=== Data for review ===
+---+

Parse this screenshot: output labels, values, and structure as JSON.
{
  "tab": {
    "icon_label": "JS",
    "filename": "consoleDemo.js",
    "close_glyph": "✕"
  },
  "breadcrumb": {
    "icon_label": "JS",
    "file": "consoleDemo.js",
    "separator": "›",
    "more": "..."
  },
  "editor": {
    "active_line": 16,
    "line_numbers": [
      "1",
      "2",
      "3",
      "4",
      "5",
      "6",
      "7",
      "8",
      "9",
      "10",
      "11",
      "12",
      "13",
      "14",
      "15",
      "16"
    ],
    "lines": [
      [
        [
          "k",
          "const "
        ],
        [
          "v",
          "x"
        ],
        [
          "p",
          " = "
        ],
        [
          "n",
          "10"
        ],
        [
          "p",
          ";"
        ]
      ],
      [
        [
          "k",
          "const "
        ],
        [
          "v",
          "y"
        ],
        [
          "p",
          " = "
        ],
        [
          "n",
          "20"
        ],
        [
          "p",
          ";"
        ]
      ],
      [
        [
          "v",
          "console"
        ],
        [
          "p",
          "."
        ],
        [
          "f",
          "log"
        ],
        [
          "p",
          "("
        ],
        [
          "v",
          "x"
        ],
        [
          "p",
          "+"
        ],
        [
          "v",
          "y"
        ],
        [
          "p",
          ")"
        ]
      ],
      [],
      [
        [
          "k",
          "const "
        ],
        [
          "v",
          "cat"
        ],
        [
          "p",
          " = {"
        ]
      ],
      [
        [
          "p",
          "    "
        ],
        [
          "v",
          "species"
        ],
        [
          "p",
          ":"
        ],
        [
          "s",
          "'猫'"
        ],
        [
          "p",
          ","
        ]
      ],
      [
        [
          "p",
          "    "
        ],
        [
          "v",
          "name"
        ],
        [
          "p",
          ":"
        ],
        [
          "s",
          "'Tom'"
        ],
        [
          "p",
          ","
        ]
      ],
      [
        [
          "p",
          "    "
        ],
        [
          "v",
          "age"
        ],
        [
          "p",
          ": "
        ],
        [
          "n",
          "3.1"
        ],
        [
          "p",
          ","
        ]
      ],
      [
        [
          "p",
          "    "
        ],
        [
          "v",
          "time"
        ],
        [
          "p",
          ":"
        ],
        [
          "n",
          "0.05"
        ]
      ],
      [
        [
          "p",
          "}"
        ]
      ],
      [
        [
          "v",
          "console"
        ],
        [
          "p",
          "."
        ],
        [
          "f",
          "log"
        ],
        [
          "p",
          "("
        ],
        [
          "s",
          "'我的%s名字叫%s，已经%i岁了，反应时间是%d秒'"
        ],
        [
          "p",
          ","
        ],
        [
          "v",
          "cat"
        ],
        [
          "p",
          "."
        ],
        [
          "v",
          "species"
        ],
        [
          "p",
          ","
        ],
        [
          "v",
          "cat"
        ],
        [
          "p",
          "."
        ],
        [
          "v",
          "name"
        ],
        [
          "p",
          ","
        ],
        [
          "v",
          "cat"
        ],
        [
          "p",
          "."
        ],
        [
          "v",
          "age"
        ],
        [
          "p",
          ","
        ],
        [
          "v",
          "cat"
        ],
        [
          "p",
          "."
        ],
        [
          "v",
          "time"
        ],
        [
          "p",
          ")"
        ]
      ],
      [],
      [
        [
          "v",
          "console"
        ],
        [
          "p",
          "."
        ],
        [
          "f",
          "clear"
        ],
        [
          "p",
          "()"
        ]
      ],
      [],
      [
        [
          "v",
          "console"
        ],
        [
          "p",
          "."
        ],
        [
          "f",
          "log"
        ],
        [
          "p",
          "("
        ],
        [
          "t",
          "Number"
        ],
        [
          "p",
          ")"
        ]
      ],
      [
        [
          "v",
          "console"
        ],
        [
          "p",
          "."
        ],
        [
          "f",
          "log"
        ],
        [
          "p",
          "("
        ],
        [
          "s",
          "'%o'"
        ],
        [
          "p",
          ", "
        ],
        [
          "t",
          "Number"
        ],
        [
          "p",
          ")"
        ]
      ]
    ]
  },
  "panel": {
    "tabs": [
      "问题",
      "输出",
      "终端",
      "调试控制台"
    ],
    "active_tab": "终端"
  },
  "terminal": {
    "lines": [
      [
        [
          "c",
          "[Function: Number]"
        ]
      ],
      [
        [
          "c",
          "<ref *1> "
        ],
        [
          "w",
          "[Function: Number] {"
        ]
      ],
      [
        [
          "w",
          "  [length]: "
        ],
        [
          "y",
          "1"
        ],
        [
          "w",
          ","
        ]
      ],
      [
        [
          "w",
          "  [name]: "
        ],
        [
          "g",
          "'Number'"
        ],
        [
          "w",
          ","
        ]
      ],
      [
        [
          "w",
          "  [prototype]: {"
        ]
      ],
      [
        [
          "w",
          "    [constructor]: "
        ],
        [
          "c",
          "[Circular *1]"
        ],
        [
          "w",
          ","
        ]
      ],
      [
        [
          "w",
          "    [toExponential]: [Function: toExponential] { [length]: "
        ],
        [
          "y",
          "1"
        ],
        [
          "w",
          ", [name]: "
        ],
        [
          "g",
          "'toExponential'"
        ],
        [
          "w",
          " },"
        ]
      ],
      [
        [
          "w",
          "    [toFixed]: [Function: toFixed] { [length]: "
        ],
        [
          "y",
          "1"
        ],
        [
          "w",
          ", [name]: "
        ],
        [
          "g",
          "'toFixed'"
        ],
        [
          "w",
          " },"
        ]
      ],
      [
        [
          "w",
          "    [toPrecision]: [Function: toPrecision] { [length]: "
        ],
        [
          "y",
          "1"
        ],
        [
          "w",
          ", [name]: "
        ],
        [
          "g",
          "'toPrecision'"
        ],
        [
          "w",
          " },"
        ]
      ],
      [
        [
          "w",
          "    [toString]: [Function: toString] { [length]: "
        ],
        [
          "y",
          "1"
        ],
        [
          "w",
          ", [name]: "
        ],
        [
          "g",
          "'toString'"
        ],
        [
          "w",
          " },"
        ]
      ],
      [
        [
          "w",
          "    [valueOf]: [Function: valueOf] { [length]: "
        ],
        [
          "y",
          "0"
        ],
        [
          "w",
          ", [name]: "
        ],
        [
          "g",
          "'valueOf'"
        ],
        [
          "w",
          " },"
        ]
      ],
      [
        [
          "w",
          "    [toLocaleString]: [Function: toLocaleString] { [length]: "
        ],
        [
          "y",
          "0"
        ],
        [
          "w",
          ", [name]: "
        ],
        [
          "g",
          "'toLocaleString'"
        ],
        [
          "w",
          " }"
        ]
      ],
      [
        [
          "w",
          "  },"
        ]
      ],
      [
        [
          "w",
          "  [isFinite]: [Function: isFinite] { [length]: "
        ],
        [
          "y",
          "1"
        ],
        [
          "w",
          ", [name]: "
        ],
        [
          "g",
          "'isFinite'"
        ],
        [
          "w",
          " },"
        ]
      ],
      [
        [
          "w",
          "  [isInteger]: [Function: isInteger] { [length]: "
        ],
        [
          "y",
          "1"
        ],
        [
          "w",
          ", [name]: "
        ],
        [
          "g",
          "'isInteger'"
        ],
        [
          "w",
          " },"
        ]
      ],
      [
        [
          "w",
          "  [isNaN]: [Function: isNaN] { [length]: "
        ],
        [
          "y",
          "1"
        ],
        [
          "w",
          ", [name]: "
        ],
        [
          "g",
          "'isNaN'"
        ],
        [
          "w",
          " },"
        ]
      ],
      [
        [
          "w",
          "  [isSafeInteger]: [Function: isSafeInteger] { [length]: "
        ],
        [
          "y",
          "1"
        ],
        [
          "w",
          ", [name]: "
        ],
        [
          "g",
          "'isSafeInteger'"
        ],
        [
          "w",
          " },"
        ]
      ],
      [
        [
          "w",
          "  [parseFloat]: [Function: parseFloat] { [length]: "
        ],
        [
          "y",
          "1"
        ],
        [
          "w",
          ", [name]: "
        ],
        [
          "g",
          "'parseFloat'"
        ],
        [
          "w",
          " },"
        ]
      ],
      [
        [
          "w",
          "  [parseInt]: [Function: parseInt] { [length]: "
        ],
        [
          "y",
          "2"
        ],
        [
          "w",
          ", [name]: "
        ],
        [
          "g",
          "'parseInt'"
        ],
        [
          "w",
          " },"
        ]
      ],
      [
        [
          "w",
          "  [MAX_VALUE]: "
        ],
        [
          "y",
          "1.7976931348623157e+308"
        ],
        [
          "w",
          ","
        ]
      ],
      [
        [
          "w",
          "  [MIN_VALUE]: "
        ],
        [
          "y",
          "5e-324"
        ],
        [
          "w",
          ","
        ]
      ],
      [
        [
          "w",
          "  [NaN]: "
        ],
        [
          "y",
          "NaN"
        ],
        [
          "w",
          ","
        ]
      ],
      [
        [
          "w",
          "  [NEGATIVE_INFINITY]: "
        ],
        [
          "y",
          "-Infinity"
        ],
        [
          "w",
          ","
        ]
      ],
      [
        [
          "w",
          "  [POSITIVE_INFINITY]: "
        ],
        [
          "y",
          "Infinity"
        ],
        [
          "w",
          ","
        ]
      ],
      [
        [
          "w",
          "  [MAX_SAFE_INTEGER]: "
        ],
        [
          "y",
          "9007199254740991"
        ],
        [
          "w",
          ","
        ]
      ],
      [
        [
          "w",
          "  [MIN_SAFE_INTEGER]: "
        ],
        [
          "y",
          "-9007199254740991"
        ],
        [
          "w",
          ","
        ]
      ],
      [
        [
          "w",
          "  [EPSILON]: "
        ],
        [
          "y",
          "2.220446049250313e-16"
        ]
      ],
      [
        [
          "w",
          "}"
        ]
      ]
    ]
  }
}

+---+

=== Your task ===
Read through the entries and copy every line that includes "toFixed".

=== Answer to this exercise ===
          "    [toFixed]: [Function: toFixed] { [length]: "
          "'toFixed'"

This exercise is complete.